[Data about app and page elements]
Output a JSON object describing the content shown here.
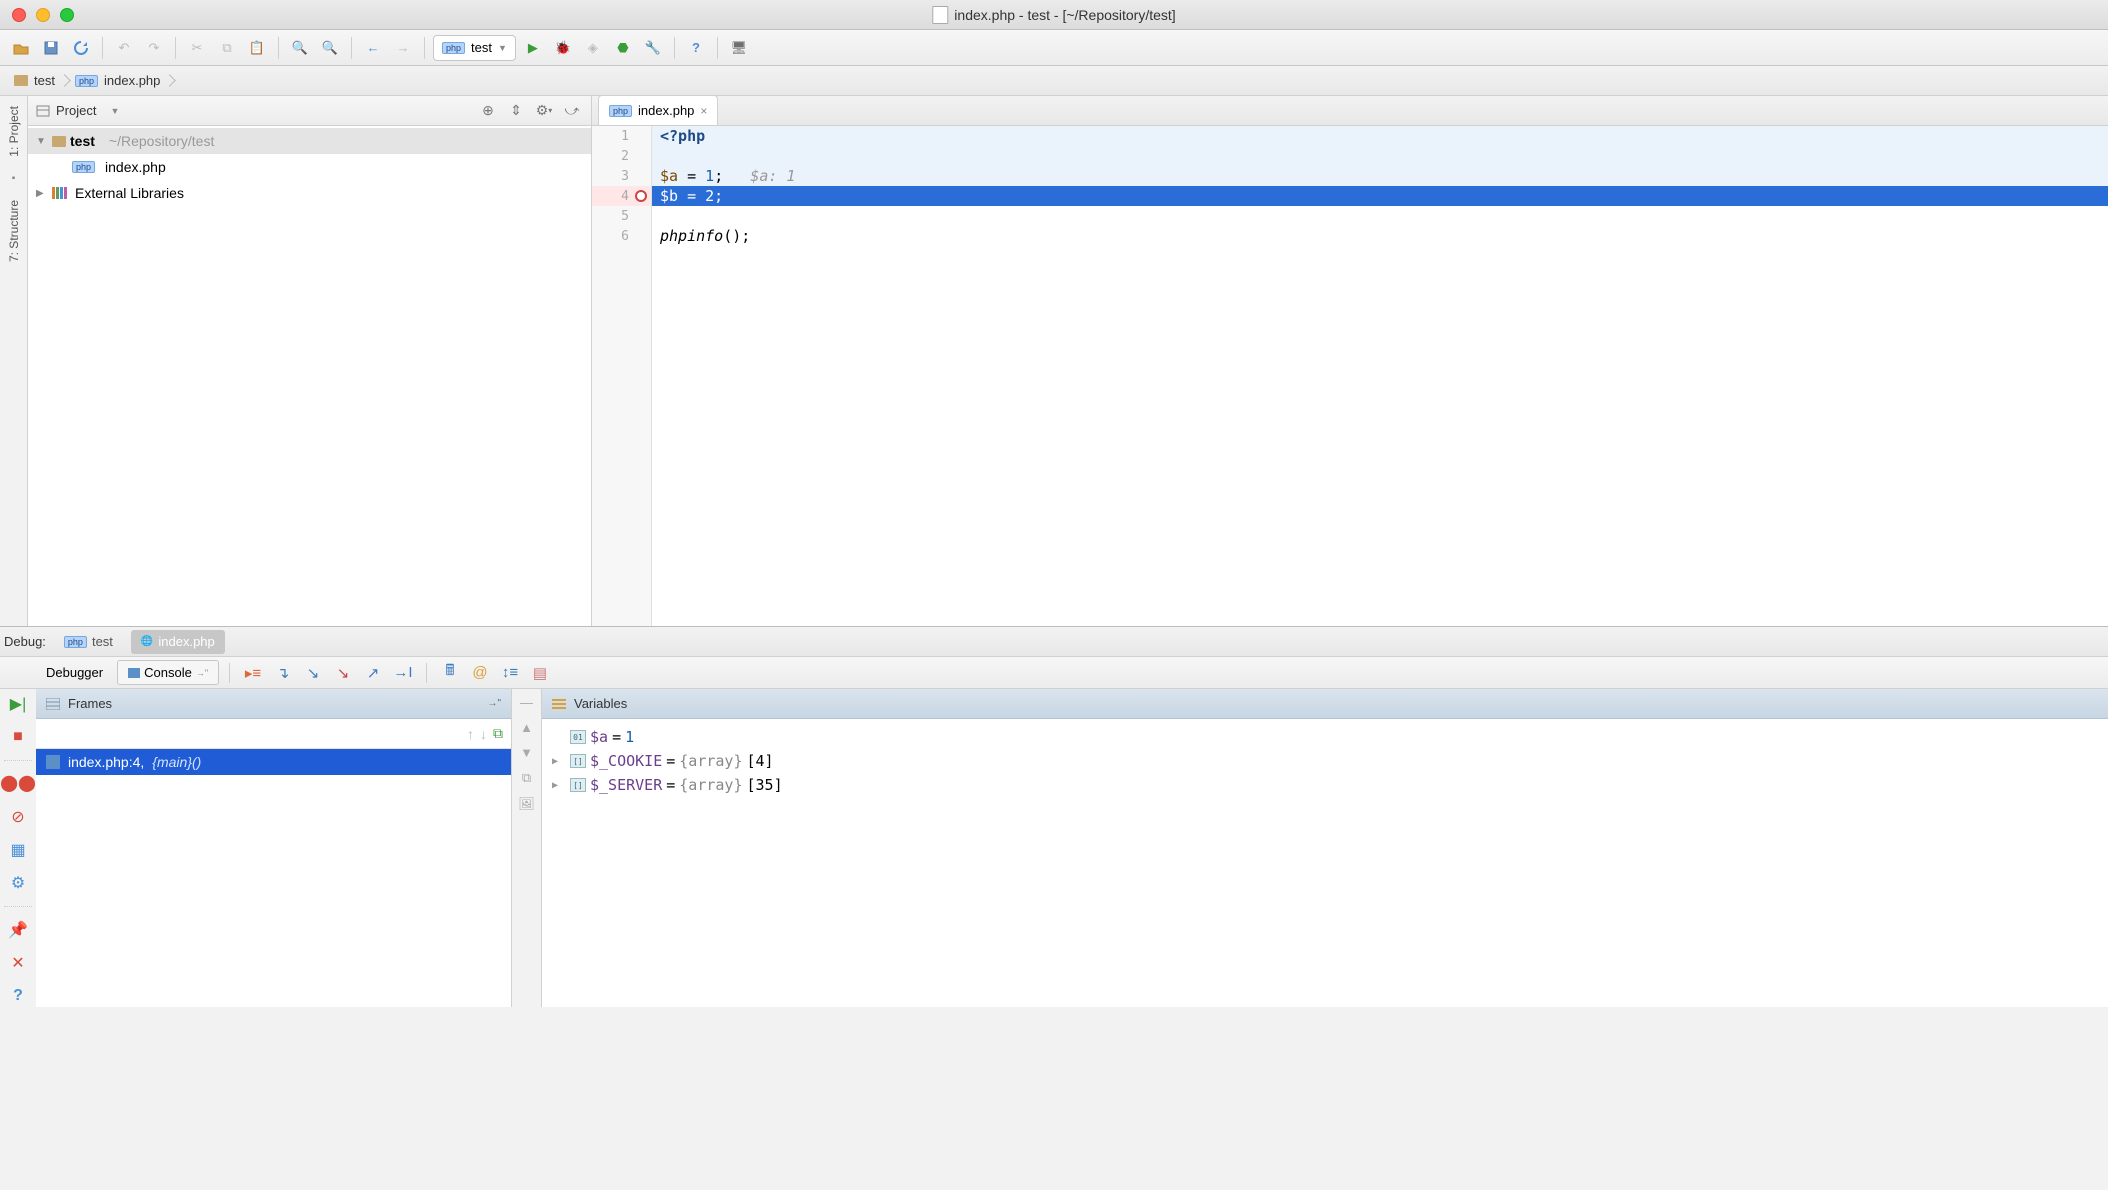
{
  "window": {
    "title": "index.php - test - [~/Repository/test]"
  },
  "toolbar": {
    "run_config": "test"
  },
  "breadcrumb": {
    "items": [
      "test",
      "index.php"
    ]
  },
  "sidebar": {
    "tabs": [
      "1: Project",
      "7: Structure"
    ]
  },
  "project_panel": {
    "title": "Project",
    "root": {
      "name": "test",
      "path": "~/Repository/test"
    },
    "children": [
      "index.php"
    ],
    "ext_lib": "External Libraries"
  },
  "editor": {
    "tab": "index.php",
    "lines": [
      {
        "n": 1,
        "html": "<span class='kw'>&lt;?php</span>",
        "lightblue": true
      },
      {
        "n": 2,
        "html": "",
        "lightblue": true
      },
      {
        "n": 3,
        "html": "<span class='var'>$a</span> = <span class='num'>1</span>;   <span class='hint'>$a: 1</span>",
        "lightblue": true
      },
      {
        "n": 4,
        "html": "$b = 2;",
        "selected": true,
        "breakpoint": true
      },
      {
        "n": 5,
        "html": ""
      },
      {
        "n": 6,
        "html": "<span class='fn'>phpinfo</span>();"
      }
    ]
  },
  "debug": {
    "label": "Debug:",
    "tabs": {
      "test": "test",
      "index": "index.php"
    },
    "toolbar_tabs": {
      "debugger": "Debugger",
      "console": "Console"
    },
    "frames": {
      "title": "Frames",
      "row": {
        "file": "index.php:4,",
        "main": "{main}()"
      }
    },
    "vars": {
      "title": "Variables",
      "items": [
        {
          "exp": "",
          "name": "$a",
          "eq": " = ",
          "val": "1",
          "type": "int"
        },
        {
          "exp": "▶",
          "name": "$_COOKIE",
          "eq": " = ",
          "grey": "{array} ",
          "count": "[4]"
        },
        {
          "exp": "▶",
          "name": "$_SERVER",
          "eq": " = ",
          "grey": "{array} ",
          "count": "[35]"
        }
      ]
    }
  }
}
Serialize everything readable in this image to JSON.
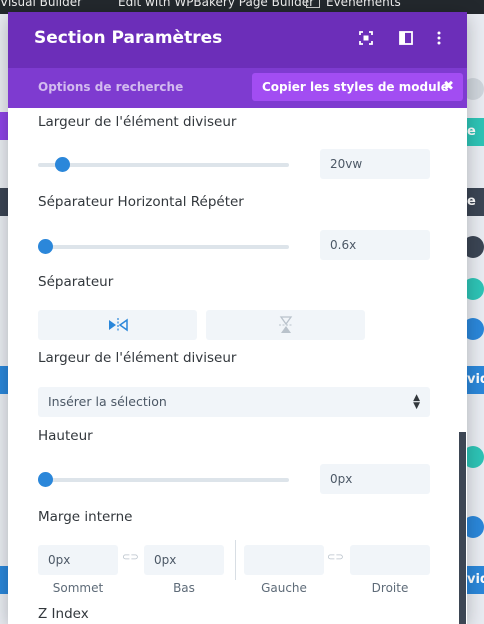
{
  "admin_bar": {
    "item1": "Visual Builder",
    "item2": "Edit with WPBakery Page Builder",
    "item3": "Événements"
  },
  "background": {
    "strip_letters": [
      "e",
      "e",
      "e",
      "vid",
      "vid"
    ]
  },
  "modal": {
    "title": "Section Paramètres",
    "icons": [
      "fullscreen-icon",
      "split-view-icon",
      "more-options-icon"
    ],
    "tabs": {
      "search": "Options de recherche",
      "copy_styles": "Copier les styles de module",
      "copy_close": "✖"
    }
  },
  "settings": {
    "divider_width": {
      "label": "Largeur de l'élément diviseur",
      "value": "20vw",
      "slider_fraction": 0.07
    },
    "horizontal_repeat": {
      "label": "Séparateur Horizontal Répéter",
      "value": "0.6x",
      "slider_fraction": 0.0
    },
    "separator": {
      "label": "Séparateur",
      "options": [
        "flip-horizontal-icon",
        "flip-vertical-icon"
      ]
    },
    "divider_arrangement": {
      "label": "Largeur de l'élément diviseur",
      "select_value": "Insérer la sélection"
    },
    "height": {
      "label": "Hauteur",
      "value": "0px",
      "slider_fraction": 0.0
    },
    "padding": {
      "label": "Marge interne",
      "top": {
        "value": "0px",
        "caption": "Sommet"
      },
      "bottom": {
        "value": "0px",
        "caption": "Bas"
      },
      "left": {
        "value": "",
        "caption": "Gauche"
      },
      "right": {
        "value": "",
        "caption": "Droite"
      }
    },
    "z_index": {
      "label": "Z Index"
    }
  },
  "colors": {
    "header": "#6c2eb9",
    "tabs_bar": "#7e3bd0",
    "copy_button": "#a24df2",
    "slider_thumb": "#2b87da"
  }
}
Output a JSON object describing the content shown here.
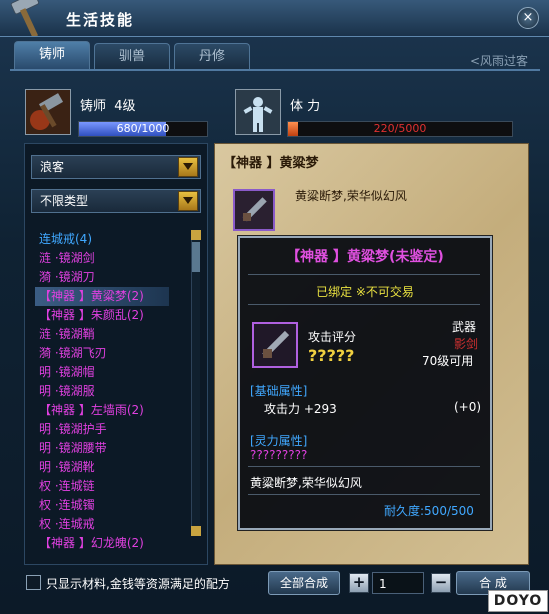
{
  "window": {
    "title": "生活技能",
    "close_label": "×"
  },
  "background_text": "<风雨过客",
  "tabs": [
    {
      "label": "铸师",
      "active": true
    },
    {
      "label": "驯兽",
      "active": false
    },
    {
      "label": "丹修",
      "active": false
    }
  ],
  "skills": {
    "smith": {
      "name": "铸师",
      "level": "4级",
      "progress_text": "680/1000",
      "progress": 0.68
    },
    "stamina": {
      "name": "体 力",
      "progress_text": "220/5000",
      "progress": 0.044
    }
  },
  "filters": {
    "category": "浪客",
    "type": "不限类型"
  },
  "recipe_list": [
    {
      "label": "连城戒(4)",
      "color": "#40a8ff"
    },
    {
      "label": "涟 ·镜湖剑",
      "color": "#e040e0"
    },
    {
      "label": "漪 ·镜湖刀",
      "color": "#e040e0"
    },
    {
      "label": "【神器 】黄粱梦(2)",
      "color": "#e040e0",
      "selected": true
    },
    {
      "label": "【神器 】朱颜乱(2)",
      "color": "#e040e0"
    },
    {
      "label": "涟 ·镜湖鞘",
      "color": "#e040e0"
    },
    {
      "label": "漪 ·镜湖飞刃",
      "color": "#e040e0"
    },
    {
      "label": "明 ·镜湖帽",
      "color": "#e040e0"
    },
    {
      "label": "明 ·镜湖服",
      "color": "#e040e0"
    },
    {
      "label": "【神器 】左墙雨(2)",
      "color": "#e040e0"
    },
    {
      "label": "明 ·镜湖护手",
      "color": "#e040e0"
    },
    {
      "label": "明 ·镜湖腰带",
      "color": "#e040e0"
    },
    {
      "label": "明 ·镜湖靴",
      "color": "#e040e0"
    },
    {
      "label": "权 ·连城链",
      "color": "#e040e0"
    },
    {
      "label": "权 ·连城镯",
      "color": "#e040e0"
    },
    {
      "label": "权 ·连城戒",
      "color": "#e040e0"
    },
    {
      "label": "【神器 】幻龙魄(2)",
      "color": "#e040e0"
    }
  ],
  "detail": {
    "title": "【神器 】黄粱梦",
    "description": "黄粱断梦,荣华似幻风"
  },
  "tooltip": {
    "title": "【神器 】黄粱梦(未鉴定)",
    "bound": "已绑定  ※不可交易",
    "score_label": "攻击评分",
    "score_value": "?????",
    "item_type": "武器",
    "subtype": "影剑",
    "level_req": "70级可用",
    "base_header": "[基础属性]",
    "attack_label": "攻击力  +293",
    "attack_bonus": "(+0)",
    "spirit_header": "[灵力属性]",
    "spirit_value": "?????????",
    "description": "黄粱断梦,荣华似幻风",
    "durability": "耐久度:500/500"
  },
  "footer": {
    "checkbox_label": "只显示材料,金钱等资源满足的配方",
    "craft_all_label": "全部合成",
    "plus_label": "+",
    "minus_label": "−",
    "quantity": "1",
    "craft_label": "合 成"
  },
  "logo": "DOYO",
  "colors": {
    "accent": "#5079a0",
    "rare": "#e040e0",
    "highlight": "#e8e040",
    "progress_blue": "#4f6fdf",
    "progress_red": "#d03020"
  }
}
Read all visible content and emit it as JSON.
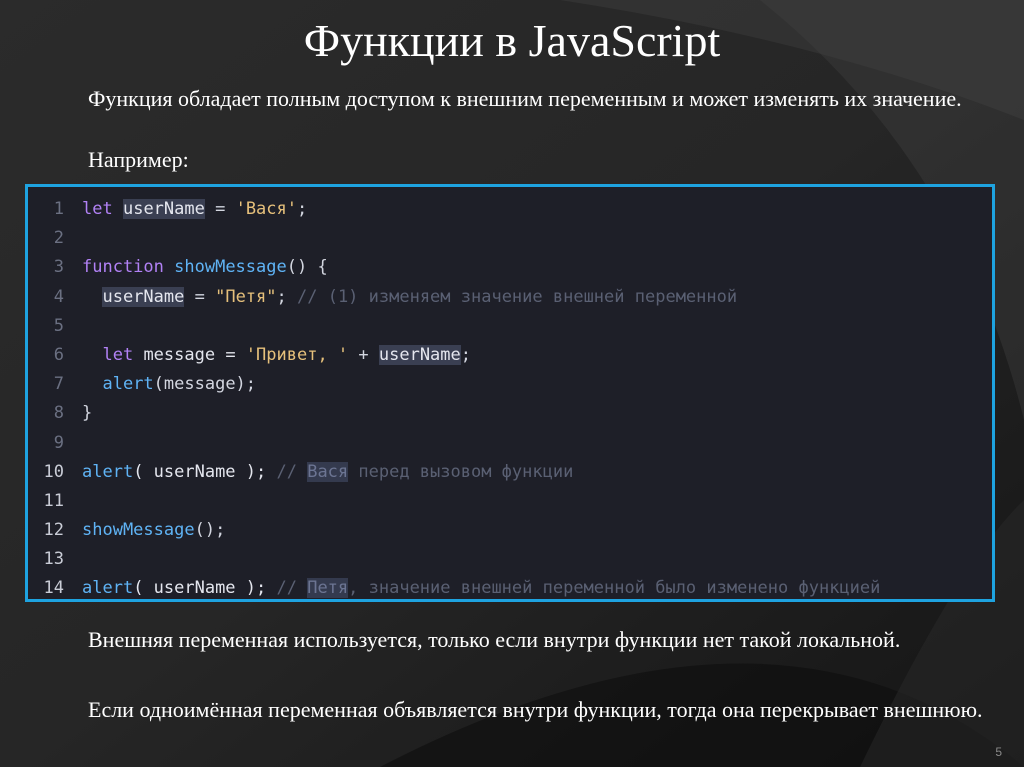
{
  "slide": {
    "title": "Функции в JavaScript",
    "intro_line": "Функция обладает полным доступом к внешним переменным и может изменять их значение.",
    "example_label": "Например:",
    "outro_1": "Внешняя переменная используется, только если внутри функции нет такой локальной.",
    "outro_2": "Если одноимённая переменная объявляется внутри функции, тогда она перекрывает внешнюю.",
    "page_number": "5"
  },
  "code": {
    "line_numbers": [
      "1",
      "2",
      "3",
      "4",
      "5",
      "6",
      "7",
      "8",
      "9",
      "10",
      "11",
      "12",
      "13",
      "14"
    ],
    "l1_kw": "let",
    "l1_var": "userName",
    "l1_op": " = ",
    "l1_str": "'Вася'",
    "l1_end": ";",
    "l3_kw": "function",
    "l3_fn": "showMessage",
    "l3_end": "() {",
    "l4_var": "userName",
    "l4_op": " = ",
    "l4_str": "\"Петя\"",
    "l4_end": "; ",
    "l4_comment": "// (1) изменяем значение внешней переменной",
    "l6_kw": "let",
    "l6_var": " message = ",
    "l6_str": "'Привет, '",
    "l6_op": " + ",
    "l6_var2": "userName",
    "l6_end": ";",
    "l7_fn": "alert",
    "l7_rest": "(message);",
    "l8_text": "}",
    "l10_fn": "alert",
    "l10_rest": "( userName ); ",
    "l10_comment_a": "// ",
    "l10_comment_hl": "Вася",
    "l10_comment_b": " перед вызовом функции",
    "l12_fn": "showMessage",
    "l12_rest": "();",
    "l14_fn": "alert",
    "l14_rest": "( userName ); ",
    "l14_comment_a": "// ",
    "l14_comment_hl": "Петя",
    "l14_comment_b": ", значение внешней переменной было изменено функцией"
  }
}
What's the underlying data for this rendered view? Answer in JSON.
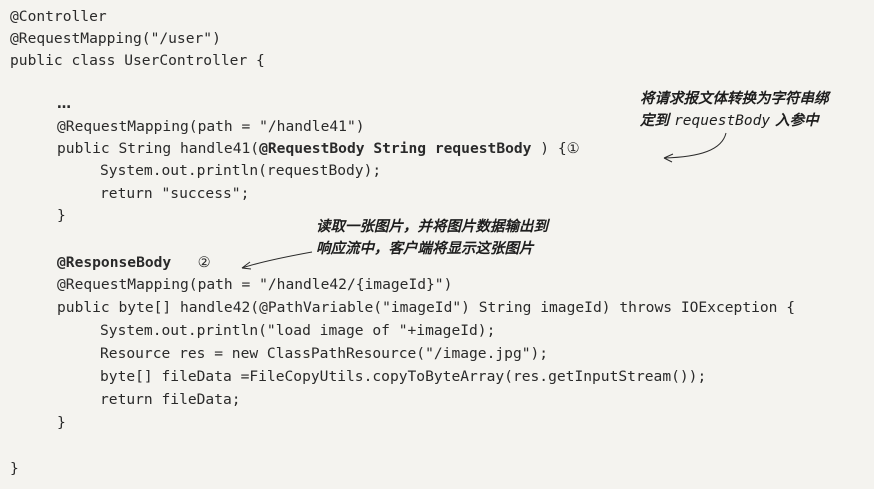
{
  "code": {
    "l1": "@Controller",
    "l2": "@RequestMapping(\"/user\")",
    "l3": "public class UserController {",
    "l4": "…",
    "l5": "@RequestMapping(path = \"/handle41\")",
    "l6_prefix": "public String handle41(",
    "l6_bold": "@RequestBody String requestBody",
    "l6_suffix": " ) {",
    "l6_marker": "①",
    "l7": "System.out.println(requestBody);",
    "l8": "return \"success\";",
    "l9": "}",
    "l10": "@ResponseBody",
    "l10_marker": "②",
    "l11": "@RequestMapping(path = \"/handle42/{imageId}\")",
    "l12": "public byte[] handle42(@PathVariable(\"imageId\") String imageId) throws IOException {",
    "l13": "System.out.println(\"load image of \"+imageId);",
    "l14": "Resource res = new ClassPathResource(\"/image.jpg\");",
    "l15": "byte[] fileData =FileCopyUtils.copyToByteArray(res.getInputStream());",
    "l16": "return fileData;",
    "l17": "}",
    "l18": "}"
  },
  "annotations": {
    "a1_line1": "将请求报文体转换为字符串绑",
    "a1_line2_pre": "定到 ",
    "a1_line2_mono": "requestBody",
    "a1_line2_post": " 入参中",
    "a2_line1": "读取一张图片，并将图片数据输出到",
    "a2_line2": "响应流中，客户端将显示这张图片"
  }
}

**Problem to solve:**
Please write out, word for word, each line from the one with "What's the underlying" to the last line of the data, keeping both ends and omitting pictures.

**Written reply:**
What's the underlying data for this rendered view? Answer in JSON.
{
  "code": {
    "l1": "@Controller",
    "l2": "@RequestMapping(\"/user\")",
    "l3": "public class UserController {",
    "l4": "…",
    "l5": "@RequestMapping(path = \"/handle41\")",
    "l6_prefix": "public String handle41(",
    "l6_bold": "@RequestBody String requestBody",
    "l6_suffix": " ) {",
    "l6_marker": "①",
    "l7": "System.out.println(requestBody);",
    "l8": "return \"success\";",
    "l9": "}",
    "l10": "@ResponseBody",
    "l10_marker": "②",
    "l11": "@RequestMapping(path = \"/handle42/{imageId}\")",
    "l12": "public byte[] handle42(@PathVariable(\"imageId\") String imageId) throws IOException {",
    "l13": "System.out.println(\"load image of \"+imageId);",
    "l14": "Resource res = new ClassPathResource(\"/image.jpg\");",
    "l15": "byte[] fileData =FileCopyUtils.copyToByteArray(res.getInputStream());",
    "l16": "return fileData;",
    "l17": "}",
    "l18": "}"
  },
  "annotations": {
    "a1_line1": "将请求报文体转换为字符串绑",
    "a1_line2_pre": "定到 ",
    "a1_line2_mono": "requestBody",
    "a1_line2_post": " 入参中",
    "a2_line1": "读取一张图片，并将图片数据输出到",
    "a2_line2": "响应流中，客户端将显示这张图片"
  }
}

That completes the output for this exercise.